WWII veteran, Frederick “Fred” Glover (94) from Brighton, died on 31 October 2020 having spent his last few days in hospital where the medical team were trying to build his strength up after he had fallen a few times at home. Unfortunately, while in hospital he picked up a chest infection which was diagnosed as Covid-19.
Fred was a real hero and the only known British Infantry man to have fought with the French Resistance during WWII. In May 2021, the French were to honour Fred by naming a street after him in Merville-Franceville-Plage in Normandy.
Richard Glover, Fred’s son, said: "As a family, not only were we proud of his service to his country, but we were also proud to have him as a dad, grandad and great grandad. He made such an impact on all our lives. We will miss you so much."
Ed Llewellyn OBE, Her Majesty's Ambassador to France, said: "I was very sad to hear of the death of Fred Glover. I well remember meeting Fred at the international ceremony at Merville Battery on 6 June 2018 and chatting to him there. It was such an honour to be standing at that site alongside Fred and his other comrades from 9 Para who had been there on D-Day and taken part in the assault - and to witness their determination to make sure their mates who did not survive were not forgotten. I remember Fred’s ready smile and how he helped gather us all for a photo, a photo which I treasure. And I have subsequently read the more detailed account of Fred’s war, including his escape from hospital in Paris with the help of the Resistance just in time to witness the Liberation of the city. I am honoured to have met Fred Glover - my sympathy to his family and his friends."
Pierre-André Durand, Préfet of the region of Normandy, said: "It is with great sadness that I heard about the passing of Frederick Glover, veteran of the 9th Para Bn, 6th Airborne Division.
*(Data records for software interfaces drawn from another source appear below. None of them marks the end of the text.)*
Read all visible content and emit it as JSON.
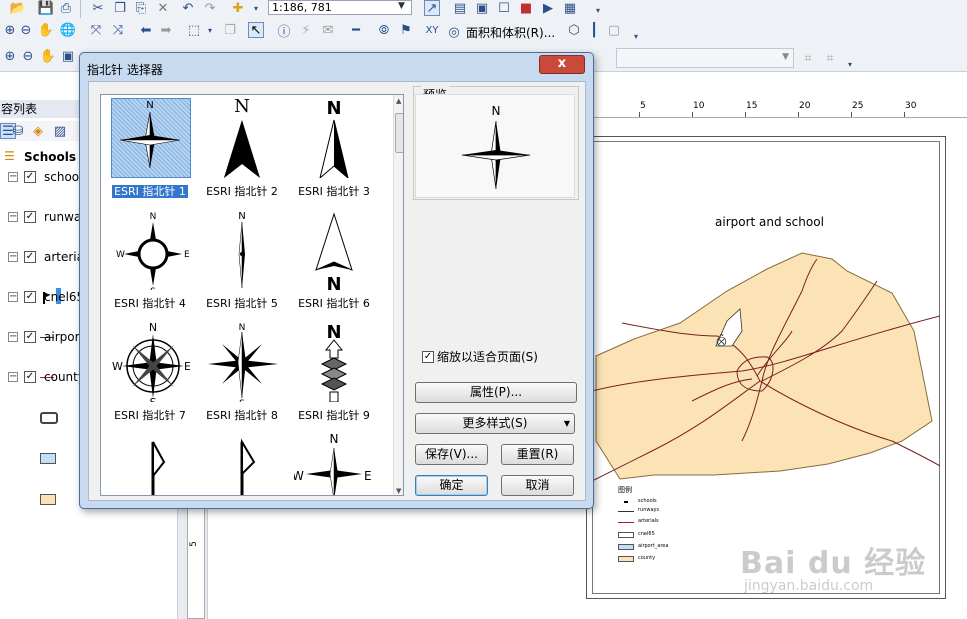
{
  "toolbar": {
    "scale_value": "1:186, 781",
    "area_tool_label": "面积和体积(R)..."
  },
  "toc": {
    "title": "容列表",
    "root_label": "Schools",
    "layers": [
      {
        "label": "schoo",
        "checked": true
      },
      {
        "label": "runwa",
        "checked": true
      },
      {
        "label": "arteria",
        "checked": true
      },
      {
        "label": "cnel65",
        "checked": true
      },
      {
        "label": "airpor",
        "checked": true
      },
      {
        "label": "county",
        "checked": true
      }
    ]
  },
  "ruler": {
    "ticks": [
      "5",
      "10",
      "15",
      "20",
      "25",
      "30"
    ],
    "vertical_mark": "5"
  },
  "map": {
    "title": "airport and school",
    "legend_title": "图例",
    "legend": [
      "schools",
      "runways",
      "arterials",
      "cnel65",
      "airport_area",
      "county"
    ]
  },
  "watermark": {
    "main": "Bai du 经验",
    "sub": "jingyan.baidu.com"
  },
  "dialog": {
    "title": "指北针 选择器",
    "close_label": "x",
    "preview_label": "预览",
    "scale_to_fit_label": "缩放以适合页面(S)",
    "scale_to_fit_checked": true,
    "buttons": {
      "properties": "属性(P)...",
      "more_styles": "更多样式(S)",
      "save": "保存(V)...",
      "reset": "重置(R)",
      "ok": "确定",
      "cancel": "取消"
    },
    "styles": [
      {
        "label": "ESRI 指北针 1",
        "selected": true
      },
      {
        "label": "ESRI 指北针 2",
        "selected": false
      },
      {
        "label": "ESRI 指北针 3",
        "selected": false
      },
      {
        "label": "ESRI 指北针 4",
        "selected": false
      },
      {
        "label": "ESRI 指北针 5",
        "selected": false
      },
      {
        "label": "ESRI 指北针 6",
        "selected": false
      },
      {
        "label": "ESRI 指北针 7",
        "selected": false
      },
      {
        "label": "ESRI 指北针 8",
        "selected": false
      },
      {
        "label": "ESRI 指北针 9",
        "selected": false
      }
    ],
    "compass_letters": {
      "n": "N",
      "s": "S",
      "e": "E",
      "w": "W"
    }
  },
  "colors": {
    "county_fill": "#fbe3b6",
    "road_color": "#7a1f1f",
    "selection_blue": "#3377cc",
    "close_red": "#c94a3a"
  }
}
This valiant paratrooper is one of those unsung heroes of the D-Day landings in Normandy. He was dedicated to the memory of his brothers in arms and always grateful for the help the French Resistance had provided him and would endlessly share with the young his commitment towards freedom. In the name of the French-British friendship and with gratitude for the services rendered by Frederick Glover, I extend my deepest sympathy to his family and all his loved ones."
Dick Goodwin, vice president of the Taxi Charity for Military Veterans, said: "Everyone in the Taxi Charity family loved spending time with Fred - he was a real character who always filled the room with warmth and laughter and he will be sorely missed."
About Fred Glover
Fred Glover was called up during WWII and after his training volunteered for the Parachute Regiment and was posted to 9 Battalion.
On D-Day, 9 Battalion were charged to assault and silence the guns of a battery situated near the village of Merville, situated to the east of the beaches.
When interviewed some years ago, Fred said: "We are informed that the guns must be silenced by H Hour minus 30 minutes; that is to say 30 minutes before the first of the sea borne troops hit Sword Beach. The briefing closed with the statement that failure is not an option and with these words imprinted in our minds, we waited for the command to go."
Armed with automatic weapons, grenades and the Fairbairn-Sykes fighting knife, Fred flew from RAF Brize Norton into Normandy in Horsa glider number 27, one of the 150 men who formed A Company. Once across the Channel, ack ack fire from the German 20mm gun hit the gliders fuselage and several men were hit. Fred received wounds to both legs.
Once on the ground, the men were immediately engaged in a fire fight with enemy troops moving from the village of Gonneville to reinforce the defenders of the battery.
"With the withdrawal of these German troops we are able to make our way the short distance to the battery; I needed assistance as I felt blood inside my boots and the pain is beginning to bother me. My wounds were dressed, and I attempted to follow my comrades but after a short distance I can go no further."
His fellow men left Fred with two German prisoners. One of the prisoners, a German officer, was in acute pain, and Fred, in an act that would ultimately save his life later, gave him his morphine.
When German reinforcements arrived, Fred was captured and was destined to be shot until the GermanoOfficer that Fred had helped with morphine asked for clemency and instead Fred was taken as a prisoner of war to Hôpital de la Pitié-Salpêtrière in Paris.
The hospital treated Fred’s open wounds and he began working with the French Resistance who were operating out of the hospital. When news reached them that the allies were near, Fred’s escape was planned. On the day of his escape, Fred was working as an orderly, The Resistance staged an incident outside the main gate and Fred made his escape carrying a full bed pan past the guards.
When the Americans arrived, Fred was flown back to the UK and after making a full recovery went on to fight in the Ardennes.